When I get home, I work on a base recipe for vanilla gelato, Sicilian style. As in most things that are deceptively simple, it takes some work and experimentation to get it right. The resulting recipe, which is very easy to make (and therefor great to make at home if you happen to have an ice cream or gelato machine) is not custard-based like French ice cream, and has a much lower cream content than American ice cream. That absence of fat allows more flavor to come through, and also makes it easier to eat and digest.  In any case, I’ve been making Sicilian-style gelato for a quite a while, and it is, of course, a staple of ours at L’Arte della Pasticceria.

We pay close attention to temperatures- after the gelato base is made, we process it in our beautiful Milanese gelato machine. It then goes into a freezer set at 0 degrees F. to set for a few hours, after which it goes right into our gelato display case, set at 10 degrees F., and it’s served to our customers from there. By never allowing the gelato to deep-freeze, we keep the texture consistent and avoid iciness.

Making gelato at home is fun and pretty much worry-free. You can make your gelato base, chill it, then let it process in your home ice cream machine while you are eating dinner, if you like. When it’s ready, you can eat it immediately or spoon it into a container and let it set up in the freezer for an hour or so, then enjoy!

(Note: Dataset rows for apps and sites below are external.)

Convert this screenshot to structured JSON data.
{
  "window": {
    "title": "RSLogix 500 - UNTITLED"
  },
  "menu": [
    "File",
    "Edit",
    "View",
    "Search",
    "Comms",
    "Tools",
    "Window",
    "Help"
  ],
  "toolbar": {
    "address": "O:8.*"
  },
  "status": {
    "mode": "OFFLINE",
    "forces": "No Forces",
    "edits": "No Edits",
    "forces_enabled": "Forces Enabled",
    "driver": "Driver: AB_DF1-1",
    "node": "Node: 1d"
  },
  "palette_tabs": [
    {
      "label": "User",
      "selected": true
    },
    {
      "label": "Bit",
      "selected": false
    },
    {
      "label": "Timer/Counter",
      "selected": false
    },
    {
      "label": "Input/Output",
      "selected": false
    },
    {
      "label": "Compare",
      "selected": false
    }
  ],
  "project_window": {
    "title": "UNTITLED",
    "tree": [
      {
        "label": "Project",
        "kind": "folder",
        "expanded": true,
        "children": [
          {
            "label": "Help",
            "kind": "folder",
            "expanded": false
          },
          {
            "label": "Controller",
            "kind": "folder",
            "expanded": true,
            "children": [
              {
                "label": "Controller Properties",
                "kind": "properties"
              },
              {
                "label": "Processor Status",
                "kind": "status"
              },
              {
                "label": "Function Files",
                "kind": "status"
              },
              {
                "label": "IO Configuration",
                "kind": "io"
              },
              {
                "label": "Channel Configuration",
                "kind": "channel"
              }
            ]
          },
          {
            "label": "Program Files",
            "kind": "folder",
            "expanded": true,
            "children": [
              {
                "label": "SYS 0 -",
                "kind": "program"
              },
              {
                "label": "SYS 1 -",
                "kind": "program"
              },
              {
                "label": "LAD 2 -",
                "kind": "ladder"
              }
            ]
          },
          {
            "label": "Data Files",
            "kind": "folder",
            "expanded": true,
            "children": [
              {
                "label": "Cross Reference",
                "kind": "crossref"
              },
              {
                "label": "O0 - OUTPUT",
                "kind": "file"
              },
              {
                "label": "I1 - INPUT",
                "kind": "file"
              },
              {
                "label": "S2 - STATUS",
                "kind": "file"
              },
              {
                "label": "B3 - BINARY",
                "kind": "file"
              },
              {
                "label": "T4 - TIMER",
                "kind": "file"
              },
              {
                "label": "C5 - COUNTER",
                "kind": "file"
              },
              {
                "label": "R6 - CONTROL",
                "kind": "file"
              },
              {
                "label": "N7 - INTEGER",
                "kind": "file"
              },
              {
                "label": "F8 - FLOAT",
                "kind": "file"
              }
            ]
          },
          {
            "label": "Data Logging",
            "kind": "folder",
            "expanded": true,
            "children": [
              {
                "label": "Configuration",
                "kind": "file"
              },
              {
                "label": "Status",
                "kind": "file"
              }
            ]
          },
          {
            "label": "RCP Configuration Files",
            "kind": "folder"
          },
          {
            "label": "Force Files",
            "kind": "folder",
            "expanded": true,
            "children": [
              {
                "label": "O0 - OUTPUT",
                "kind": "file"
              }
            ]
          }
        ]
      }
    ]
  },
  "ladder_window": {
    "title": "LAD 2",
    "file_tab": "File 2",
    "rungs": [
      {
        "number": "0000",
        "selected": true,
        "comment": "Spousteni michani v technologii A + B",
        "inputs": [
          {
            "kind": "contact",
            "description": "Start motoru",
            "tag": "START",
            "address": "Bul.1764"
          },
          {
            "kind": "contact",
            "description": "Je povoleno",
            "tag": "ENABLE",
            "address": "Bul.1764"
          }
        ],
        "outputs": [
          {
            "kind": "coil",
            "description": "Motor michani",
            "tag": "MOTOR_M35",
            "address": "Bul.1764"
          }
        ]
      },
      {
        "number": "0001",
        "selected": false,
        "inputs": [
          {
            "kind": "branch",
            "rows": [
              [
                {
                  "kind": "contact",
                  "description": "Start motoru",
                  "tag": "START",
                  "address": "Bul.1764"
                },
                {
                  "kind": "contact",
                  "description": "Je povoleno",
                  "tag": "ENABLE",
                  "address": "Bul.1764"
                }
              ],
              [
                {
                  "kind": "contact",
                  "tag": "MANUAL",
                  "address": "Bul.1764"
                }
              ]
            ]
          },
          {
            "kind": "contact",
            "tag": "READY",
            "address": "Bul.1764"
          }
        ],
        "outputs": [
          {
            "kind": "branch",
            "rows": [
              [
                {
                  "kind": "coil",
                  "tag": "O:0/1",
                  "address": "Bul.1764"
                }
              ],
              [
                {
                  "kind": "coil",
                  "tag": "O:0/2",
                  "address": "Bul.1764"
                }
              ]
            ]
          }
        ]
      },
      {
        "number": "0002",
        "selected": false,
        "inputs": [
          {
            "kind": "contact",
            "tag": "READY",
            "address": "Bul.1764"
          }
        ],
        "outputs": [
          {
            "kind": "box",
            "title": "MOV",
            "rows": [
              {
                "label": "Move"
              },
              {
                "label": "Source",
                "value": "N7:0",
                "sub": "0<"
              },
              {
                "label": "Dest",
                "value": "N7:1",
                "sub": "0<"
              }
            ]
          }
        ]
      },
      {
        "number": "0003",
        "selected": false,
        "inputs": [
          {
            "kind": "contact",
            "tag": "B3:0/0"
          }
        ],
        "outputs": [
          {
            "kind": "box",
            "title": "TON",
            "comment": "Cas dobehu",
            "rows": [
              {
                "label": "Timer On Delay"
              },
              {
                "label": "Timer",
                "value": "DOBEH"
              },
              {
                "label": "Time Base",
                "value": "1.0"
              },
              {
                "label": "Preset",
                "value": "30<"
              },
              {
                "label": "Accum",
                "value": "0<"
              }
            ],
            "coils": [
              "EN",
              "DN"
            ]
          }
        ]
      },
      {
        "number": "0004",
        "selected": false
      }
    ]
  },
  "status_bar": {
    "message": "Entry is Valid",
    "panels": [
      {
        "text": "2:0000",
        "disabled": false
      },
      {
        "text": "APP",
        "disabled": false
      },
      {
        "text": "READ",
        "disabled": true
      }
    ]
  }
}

I like to eat my vanilla gelato either sandwiched in a fresh brioche or with a generous spoonful of amarena cherries in syrup (or both).

Note: Amarena cherries are small flavorful dark cherries, grown in Italy, that are preserved in syrup and sold in jars. They are available at specialty food stores and on-line.

Gelato Post 2
Vanilla Gelato with Amarena Cherries in Syrup

 Vanilla Gelato

 2 cups milk
1 tablespoon cornstarch
½ cup heavy cream (I use fresh heavy cream from a local dairy)
2/3 cup sugar
1 vanilla bean
¼ teaspoon salt
1 teaspoon vanilla extract

  • Combine the cornstarch with 2 tablespoons of the milk in a small bowl, whisking to dissolve the cornstarch. Set aside.
  • Put the remaining milk, cream, sugar, and salt into a medium saucepan. Split the vanilla bean and scrape the seeds into the milk, then add the scraped bean to the milk as well. Put the pot on a medium flame and bring slowly to a simmer.
  • When the mixture starts to simmer, whisk in the cornstarch mixture. Continue whisking until the mixture comes back to a boil and starts to thicken. Cook, whisking, for 1 minute.
  • Strain the mixture into a bowl, then put the bowl into a larger bowl filled halfway with ice. Add cold water to make an ice bath.
  • When the gelato base is cool, process it in a gelato or ice cream maker according to the manufacturer’s instructions. Fill a container with the gelato and put in the freezer. The gelato is best eaten about an hour or so after resting in the freezer.